An extended job search causes loneliness. Candidates who try to do everything themselves feel isolated. It’s difficult for many to share their struggles with their spouse. It’s also difficult to receive guidance and critique from someone so close. Of course they love you and want the best for you. But, the relationship dynamics create barriers that make it difficult to help even when the advice is good.
The team should include people like career coaches and mentors. Career coaches do this professionally and have access to resources and expertise. They are not personally related to you and it is easier to give and receive guidance. They charge for their services but some partner with you to be paid when you land the new job. Most do not. Mentors can be very helpful. These are trusted advisors and people you know. Unfortunately, they are also volunteers and might not be readily available when needed. The relationship dynamic might also make it difficult to share your frustrations and emotions of the job search challenges. Executive coaches, therapists and counselors are specifically skilled in helping people work through these challenges. They can be excellent additions to the team.
Tactic #4 for – plan your days
Time is your most precious asset during a job search. It needs to be invested wisely and in advance of your day. Job seekers who begin their day without a plan quickly find themselves staring at their computer wondering what to do next. They meander through job boards and internet articles chasing butterflies. At the end of the day there is often little to show for their efforts. The frustration sets in. When a loved one asks, “how was your day,” it can often trigger an agitated response.
If you are unemployed build your daily schedule as if this is your full-time job. Set up several activities with breaks in between. Establish metrics and goals that are meaningful and attainable for what you would like to accomplish. Celebrate your incremental progress. If you are employed and exceedingly busy find time each and every day. You will need at least 30 minutes each day. This does not have to be in a single block. It can be broken into smaller segments. It does need to be daily however. Job seekers who put things off for days at a time without making progress lose momentum. Many busy executives struggle to hold themselves accountable to their own needs. They will work 60 hours a week in helping others, though.
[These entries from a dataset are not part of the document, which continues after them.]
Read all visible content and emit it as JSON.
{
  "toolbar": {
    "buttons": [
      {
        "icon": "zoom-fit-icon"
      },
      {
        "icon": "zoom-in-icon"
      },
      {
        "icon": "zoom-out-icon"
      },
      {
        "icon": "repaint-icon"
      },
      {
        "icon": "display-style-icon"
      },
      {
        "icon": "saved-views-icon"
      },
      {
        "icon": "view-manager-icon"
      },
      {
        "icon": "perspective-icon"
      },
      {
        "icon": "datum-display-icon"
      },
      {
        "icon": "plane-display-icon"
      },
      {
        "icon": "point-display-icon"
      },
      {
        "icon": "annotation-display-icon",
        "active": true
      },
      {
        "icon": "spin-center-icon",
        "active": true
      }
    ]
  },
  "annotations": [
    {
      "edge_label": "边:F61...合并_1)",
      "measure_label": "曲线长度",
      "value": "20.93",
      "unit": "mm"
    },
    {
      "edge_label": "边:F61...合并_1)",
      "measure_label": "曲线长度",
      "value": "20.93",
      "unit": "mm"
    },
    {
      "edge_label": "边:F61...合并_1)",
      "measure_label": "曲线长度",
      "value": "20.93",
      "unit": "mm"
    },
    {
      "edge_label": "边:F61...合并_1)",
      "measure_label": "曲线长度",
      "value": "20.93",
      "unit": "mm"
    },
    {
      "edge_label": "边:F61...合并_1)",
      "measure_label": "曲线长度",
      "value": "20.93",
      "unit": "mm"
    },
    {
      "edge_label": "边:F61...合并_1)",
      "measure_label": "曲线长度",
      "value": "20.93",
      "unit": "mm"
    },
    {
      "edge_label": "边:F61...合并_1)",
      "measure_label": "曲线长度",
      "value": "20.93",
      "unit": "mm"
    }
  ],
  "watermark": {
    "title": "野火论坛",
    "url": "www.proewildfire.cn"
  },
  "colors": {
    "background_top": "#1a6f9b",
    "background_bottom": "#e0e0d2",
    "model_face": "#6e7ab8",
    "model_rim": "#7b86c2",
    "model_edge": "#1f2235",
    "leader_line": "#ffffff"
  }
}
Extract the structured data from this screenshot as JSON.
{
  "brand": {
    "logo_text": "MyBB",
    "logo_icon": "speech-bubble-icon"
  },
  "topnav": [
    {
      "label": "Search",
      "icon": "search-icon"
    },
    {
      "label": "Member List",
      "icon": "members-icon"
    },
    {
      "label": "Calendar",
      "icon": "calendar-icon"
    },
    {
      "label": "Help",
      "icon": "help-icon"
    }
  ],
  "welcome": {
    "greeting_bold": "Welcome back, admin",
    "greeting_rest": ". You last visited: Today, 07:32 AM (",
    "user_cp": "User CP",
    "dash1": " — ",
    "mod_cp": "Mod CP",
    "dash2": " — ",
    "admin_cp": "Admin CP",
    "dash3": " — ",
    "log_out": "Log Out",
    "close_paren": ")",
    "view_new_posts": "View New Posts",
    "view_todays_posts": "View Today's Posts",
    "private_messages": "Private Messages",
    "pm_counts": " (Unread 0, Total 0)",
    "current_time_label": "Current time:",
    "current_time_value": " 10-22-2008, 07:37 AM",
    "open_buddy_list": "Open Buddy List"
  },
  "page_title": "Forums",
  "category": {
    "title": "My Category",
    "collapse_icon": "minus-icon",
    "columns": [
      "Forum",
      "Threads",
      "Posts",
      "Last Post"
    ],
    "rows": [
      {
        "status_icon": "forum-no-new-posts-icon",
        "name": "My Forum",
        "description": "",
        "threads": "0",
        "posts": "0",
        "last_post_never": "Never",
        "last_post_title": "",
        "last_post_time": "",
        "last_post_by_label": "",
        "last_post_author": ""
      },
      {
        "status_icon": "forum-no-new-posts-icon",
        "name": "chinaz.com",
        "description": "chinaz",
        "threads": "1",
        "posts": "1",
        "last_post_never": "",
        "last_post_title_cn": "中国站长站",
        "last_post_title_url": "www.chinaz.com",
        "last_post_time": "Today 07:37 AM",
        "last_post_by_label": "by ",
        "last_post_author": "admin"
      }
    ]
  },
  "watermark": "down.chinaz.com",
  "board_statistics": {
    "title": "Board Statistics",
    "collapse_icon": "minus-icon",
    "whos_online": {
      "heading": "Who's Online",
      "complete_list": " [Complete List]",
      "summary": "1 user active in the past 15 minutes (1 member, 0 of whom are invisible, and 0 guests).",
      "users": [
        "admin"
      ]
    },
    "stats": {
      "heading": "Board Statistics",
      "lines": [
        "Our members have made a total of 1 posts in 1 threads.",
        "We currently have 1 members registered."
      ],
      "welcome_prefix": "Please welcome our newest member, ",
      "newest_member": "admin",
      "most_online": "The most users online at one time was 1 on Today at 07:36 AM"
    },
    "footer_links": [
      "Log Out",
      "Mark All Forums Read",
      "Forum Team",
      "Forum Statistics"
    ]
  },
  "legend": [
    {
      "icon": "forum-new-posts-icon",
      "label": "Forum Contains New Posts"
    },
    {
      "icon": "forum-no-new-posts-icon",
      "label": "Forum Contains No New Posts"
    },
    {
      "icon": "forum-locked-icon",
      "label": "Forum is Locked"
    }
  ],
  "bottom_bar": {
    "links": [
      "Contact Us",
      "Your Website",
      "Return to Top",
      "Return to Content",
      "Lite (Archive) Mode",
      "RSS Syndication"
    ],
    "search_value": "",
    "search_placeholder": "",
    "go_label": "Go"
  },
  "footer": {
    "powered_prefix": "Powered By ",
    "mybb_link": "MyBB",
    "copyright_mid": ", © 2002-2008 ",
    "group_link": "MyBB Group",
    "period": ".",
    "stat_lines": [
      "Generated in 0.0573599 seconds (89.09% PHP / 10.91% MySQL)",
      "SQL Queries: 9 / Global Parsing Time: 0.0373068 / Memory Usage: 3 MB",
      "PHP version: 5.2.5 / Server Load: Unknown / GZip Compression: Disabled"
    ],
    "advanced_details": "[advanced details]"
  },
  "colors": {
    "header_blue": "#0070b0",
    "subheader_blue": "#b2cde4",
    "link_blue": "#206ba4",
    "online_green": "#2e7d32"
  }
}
This is an area where a coach can help tremendously.
Tactic #5 – practice self care
It is important to take care of yourself in many ways during the grueling process of a job search. Candidates with better emotional stability are much more likely to move forward day by day than those who don’t. In fact, a classic study by researchers from Southern Methodist University and published in the Academy of Management Journal tracked two groups of unemployed engineers for eight months. One group journaled for 20 minutes a day for 5 days to share their thoughts and emotions around the job search. The control group did not journal. At the end of the eight months the engineers who expressed their thoughts in a journal regularly were almost three times more likely to have found employment than the control group.
Self care also involves taking care of other needs, such as eating healthy, exercising, getting good sleep, socializing with friends and perhaps meditating. Candidates perform better with their daily work plans and in interactions with potential employers when they have other areas of their lives in balance. Make it part of your daily regimen to ensure you are in balance.
Agents and Team Help You Overcome Emotions
Job seekers accomplish much more when they have someone with them at every step. The agent team helps them overcome these emotions to move forward each day. Our clients share how much they value their agent. The value transcends the knowledge offered by the agent. It goes much deeper. The job seeker client loves most that they are not alone.
About Endeavor Agency, Inc.
Endeavor Agency is the nation’s leading career agency for executives. Endeavor helps executives, physicians, and professionals find jobs. Our team prepares clients for interviews and our clients win job offers far more often. Endeavor helps clients negotiate better offers and employment contracts.